**Task**
Return every line of the entries that includes the word "только".
• • • • • • •
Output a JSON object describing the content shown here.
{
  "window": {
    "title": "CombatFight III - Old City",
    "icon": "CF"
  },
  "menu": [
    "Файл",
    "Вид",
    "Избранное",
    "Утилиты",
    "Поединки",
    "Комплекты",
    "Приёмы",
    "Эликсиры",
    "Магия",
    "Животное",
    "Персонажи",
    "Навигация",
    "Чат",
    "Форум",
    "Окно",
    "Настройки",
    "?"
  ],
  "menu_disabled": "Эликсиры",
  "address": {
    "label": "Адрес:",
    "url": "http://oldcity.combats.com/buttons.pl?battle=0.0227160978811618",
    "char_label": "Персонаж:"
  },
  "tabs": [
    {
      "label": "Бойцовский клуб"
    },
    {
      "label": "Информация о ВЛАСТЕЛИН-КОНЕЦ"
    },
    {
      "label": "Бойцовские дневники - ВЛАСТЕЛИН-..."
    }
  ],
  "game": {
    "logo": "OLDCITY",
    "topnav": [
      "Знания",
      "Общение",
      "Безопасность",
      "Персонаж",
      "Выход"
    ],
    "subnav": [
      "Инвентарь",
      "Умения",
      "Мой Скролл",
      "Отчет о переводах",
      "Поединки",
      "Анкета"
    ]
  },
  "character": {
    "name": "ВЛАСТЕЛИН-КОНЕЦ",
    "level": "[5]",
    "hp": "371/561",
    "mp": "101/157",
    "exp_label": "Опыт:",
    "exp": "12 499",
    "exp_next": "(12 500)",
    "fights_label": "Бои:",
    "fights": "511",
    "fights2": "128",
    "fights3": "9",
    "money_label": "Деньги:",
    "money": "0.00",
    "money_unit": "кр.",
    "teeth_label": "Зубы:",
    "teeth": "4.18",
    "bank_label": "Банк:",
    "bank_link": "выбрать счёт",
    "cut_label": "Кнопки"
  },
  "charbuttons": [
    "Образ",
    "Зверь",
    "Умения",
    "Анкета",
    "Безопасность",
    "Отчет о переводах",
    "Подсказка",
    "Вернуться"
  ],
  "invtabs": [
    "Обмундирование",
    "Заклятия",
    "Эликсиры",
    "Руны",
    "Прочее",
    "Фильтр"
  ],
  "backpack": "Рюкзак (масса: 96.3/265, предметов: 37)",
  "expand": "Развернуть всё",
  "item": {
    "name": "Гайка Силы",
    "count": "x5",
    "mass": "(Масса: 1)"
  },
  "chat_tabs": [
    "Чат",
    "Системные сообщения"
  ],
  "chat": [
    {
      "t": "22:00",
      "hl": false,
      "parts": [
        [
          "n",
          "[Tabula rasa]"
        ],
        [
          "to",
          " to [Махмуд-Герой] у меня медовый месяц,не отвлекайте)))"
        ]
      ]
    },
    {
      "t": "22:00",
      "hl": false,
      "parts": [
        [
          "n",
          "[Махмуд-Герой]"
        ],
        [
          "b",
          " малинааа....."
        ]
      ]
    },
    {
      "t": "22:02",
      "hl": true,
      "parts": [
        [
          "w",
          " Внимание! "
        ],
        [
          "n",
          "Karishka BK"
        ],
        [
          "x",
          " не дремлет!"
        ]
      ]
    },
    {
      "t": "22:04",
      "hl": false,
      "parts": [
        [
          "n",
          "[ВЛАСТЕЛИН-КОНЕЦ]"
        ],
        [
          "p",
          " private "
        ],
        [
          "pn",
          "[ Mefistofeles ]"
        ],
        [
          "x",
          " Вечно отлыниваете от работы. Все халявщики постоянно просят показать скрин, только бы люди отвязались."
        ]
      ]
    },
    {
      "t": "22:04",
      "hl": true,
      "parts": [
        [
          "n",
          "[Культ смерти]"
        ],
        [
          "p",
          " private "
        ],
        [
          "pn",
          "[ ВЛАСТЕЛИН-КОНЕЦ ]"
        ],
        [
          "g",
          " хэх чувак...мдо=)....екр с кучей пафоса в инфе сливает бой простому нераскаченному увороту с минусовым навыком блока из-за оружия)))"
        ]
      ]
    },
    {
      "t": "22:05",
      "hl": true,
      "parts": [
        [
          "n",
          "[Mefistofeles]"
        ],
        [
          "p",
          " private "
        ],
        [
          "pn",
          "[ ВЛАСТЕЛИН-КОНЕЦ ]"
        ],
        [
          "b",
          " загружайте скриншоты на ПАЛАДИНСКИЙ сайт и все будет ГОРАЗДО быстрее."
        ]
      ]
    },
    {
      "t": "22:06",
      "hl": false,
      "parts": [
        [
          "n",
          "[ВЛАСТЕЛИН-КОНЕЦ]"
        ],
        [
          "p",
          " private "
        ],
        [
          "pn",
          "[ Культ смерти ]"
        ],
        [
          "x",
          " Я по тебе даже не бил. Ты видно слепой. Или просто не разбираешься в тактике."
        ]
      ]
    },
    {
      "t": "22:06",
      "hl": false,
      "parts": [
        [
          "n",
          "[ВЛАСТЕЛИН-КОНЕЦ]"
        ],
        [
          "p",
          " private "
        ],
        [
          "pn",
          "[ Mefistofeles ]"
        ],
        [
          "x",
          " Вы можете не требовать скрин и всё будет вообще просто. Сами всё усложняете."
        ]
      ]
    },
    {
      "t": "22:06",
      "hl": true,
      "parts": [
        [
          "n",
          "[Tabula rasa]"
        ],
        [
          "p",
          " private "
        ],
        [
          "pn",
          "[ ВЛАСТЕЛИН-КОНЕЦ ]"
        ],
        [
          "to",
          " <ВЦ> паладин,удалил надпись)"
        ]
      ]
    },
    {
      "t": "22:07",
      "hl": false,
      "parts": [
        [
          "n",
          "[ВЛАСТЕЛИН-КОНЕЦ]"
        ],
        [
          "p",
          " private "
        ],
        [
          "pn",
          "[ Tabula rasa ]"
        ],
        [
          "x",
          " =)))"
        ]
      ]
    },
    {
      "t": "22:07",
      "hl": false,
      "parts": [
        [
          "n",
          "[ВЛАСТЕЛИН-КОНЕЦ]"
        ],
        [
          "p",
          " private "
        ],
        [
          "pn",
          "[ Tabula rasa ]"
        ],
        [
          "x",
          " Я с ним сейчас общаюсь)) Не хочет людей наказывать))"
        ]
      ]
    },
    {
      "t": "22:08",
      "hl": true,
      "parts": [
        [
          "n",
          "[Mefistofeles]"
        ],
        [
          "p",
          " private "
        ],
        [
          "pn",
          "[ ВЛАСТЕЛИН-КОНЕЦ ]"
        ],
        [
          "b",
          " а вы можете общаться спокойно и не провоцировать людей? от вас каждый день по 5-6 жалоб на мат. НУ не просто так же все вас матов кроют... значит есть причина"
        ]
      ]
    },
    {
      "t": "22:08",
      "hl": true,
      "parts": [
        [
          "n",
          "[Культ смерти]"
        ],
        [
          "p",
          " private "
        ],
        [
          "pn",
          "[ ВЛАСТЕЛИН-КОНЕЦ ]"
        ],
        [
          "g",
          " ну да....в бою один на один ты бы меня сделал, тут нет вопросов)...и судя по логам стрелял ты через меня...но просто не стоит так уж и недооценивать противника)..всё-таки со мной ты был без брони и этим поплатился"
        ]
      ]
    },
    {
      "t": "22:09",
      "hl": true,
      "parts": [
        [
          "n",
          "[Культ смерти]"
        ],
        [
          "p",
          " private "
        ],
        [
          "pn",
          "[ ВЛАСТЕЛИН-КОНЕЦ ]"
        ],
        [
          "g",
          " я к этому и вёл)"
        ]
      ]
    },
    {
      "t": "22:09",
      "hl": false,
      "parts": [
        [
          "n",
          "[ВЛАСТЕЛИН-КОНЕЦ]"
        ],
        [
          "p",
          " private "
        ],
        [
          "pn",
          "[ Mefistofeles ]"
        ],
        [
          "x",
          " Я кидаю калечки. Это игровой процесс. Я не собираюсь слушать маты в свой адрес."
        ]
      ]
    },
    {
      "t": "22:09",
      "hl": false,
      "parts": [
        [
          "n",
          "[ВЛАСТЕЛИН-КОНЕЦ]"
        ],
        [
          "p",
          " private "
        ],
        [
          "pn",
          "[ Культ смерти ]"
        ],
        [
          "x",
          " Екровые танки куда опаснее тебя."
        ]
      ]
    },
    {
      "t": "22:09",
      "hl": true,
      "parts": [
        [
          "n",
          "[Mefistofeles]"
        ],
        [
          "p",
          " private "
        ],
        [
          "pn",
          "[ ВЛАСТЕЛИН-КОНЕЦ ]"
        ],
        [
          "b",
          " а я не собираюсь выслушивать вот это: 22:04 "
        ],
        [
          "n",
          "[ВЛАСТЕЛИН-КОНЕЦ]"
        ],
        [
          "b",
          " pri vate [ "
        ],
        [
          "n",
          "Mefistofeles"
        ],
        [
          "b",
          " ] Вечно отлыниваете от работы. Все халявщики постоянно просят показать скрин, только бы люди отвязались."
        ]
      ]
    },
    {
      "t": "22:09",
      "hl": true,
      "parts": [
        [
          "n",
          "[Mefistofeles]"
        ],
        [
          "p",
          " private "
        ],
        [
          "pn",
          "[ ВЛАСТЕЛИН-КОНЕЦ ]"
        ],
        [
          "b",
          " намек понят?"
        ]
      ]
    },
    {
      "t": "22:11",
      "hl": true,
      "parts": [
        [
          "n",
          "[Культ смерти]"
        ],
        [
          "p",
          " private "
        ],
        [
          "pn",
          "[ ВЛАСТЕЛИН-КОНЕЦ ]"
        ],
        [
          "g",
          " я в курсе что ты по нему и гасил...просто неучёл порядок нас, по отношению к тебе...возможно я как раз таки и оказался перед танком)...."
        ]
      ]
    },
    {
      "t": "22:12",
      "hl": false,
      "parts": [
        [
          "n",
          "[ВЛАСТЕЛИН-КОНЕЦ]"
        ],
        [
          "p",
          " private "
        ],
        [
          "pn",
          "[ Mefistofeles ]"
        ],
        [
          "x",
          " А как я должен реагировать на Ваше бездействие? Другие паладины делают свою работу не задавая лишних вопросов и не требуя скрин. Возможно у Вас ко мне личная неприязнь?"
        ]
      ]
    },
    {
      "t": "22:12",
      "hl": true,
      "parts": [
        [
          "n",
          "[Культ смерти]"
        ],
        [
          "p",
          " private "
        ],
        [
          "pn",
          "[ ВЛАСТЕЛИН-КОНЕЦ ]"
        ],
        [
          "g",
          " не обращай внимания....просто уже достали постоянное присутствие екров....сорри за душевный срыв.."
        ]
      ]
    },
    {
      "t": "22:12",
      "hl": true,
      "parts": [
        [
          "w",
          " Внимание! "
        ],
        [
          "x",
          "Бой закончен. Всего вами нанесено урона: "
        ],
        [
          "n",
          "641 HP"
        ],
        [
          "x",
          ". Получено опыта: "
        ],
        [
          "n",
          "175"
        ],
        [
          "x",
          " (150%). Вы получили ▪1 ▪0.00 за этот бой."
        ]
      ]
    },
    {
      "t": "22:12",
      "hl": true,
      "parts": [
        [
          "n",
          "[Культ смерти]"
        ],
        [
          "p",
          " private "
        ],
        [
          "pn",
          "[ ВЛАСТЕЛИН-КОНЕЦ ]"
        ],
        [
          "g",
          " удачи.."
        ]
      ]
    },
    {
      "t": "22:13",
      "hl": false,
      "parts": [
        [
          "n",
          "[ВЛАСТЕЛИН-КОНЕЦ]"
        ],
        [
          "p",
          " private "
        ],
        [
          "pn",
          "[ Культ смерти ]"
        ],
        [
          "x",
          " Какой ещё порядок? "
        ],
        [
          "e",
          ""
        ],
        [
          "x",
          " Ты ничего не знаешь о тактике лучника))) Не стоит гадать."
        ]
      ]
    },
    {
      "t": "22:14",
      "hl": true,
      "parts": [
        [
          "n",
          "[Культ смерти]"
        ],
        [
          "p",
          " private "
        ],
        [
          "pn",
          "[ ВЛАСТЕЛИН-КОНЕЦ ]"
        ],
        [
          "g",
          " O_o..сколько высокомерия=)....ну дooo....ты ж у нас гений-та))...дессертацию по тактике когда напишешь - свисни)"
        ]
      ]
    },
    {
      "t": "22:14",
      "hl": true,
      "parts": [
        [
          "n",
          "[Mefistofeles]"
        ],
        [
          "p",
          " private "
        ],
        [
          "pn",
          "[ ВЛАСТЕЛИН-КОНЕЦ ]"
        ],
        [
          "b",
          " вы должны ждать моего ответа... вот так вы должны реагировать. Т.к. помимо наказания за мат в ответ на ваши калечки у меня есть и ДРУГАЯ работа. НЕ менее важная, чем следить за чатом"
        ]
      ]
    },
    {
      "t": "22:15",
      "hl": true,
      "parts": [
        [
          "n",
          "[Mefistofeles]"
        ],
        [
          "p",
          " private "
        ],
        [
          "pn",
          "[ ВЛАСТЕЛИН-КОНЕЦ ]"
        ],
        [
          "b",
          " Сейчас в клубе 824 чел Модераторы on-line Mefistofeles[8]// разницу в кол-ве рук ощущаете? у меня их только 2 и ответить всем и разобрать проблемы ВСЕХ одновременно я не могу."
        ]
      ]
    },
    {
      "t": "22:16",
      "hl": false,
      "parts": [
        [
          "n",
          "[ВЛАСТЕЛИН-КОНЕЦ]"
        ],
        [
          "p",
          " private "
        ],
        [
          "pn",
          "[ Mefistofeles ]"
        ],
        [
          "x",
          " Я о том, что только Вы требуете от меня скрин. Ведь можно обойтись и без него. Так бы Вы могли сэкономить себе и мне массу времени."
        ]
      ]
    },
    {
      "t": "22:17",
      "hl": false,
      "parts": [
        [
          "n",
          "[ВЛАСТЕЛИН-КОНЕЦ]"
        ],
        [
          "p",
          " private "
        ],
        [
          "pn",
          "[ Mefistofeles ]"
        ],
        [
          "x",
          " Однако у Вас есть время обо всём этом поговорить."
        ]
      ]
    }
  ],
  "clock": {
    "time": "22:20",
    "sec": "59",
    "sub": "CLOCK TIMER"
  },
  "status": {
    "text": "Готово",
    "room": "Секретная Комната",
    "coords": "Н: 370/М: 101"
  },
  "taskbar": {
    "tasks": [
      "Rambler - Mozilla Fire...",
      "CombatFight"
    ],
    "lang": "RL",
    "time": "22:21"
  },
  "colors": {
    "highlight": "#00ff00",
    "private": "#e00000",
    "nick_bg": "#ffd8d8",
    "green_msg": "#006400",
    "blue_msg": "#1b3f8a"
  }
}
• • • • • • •
**Response**
          " Вечно отлыниваете от работы. Все халявщики постоянно просят показать скрин, только бы люди отвязались."
          " ] Вечно отлыниваете от работы. Все халявщики постоянно просят показать скрин, только бы люди отвязались."
          " Сейчас в клубе 824 чел Модераторы on-line Mefistofeles[8]// разницу в кол-ве рук ощущаете? у меня их только 2 и ответить всем и разобрать проблемы ВСЕХ одновременно я не могу."
          " Я о том, что только Вы требуете от меня скрин. Ведь можно обойтись и без него. Так бы Вы могли сэкономить себе и мне массу времени."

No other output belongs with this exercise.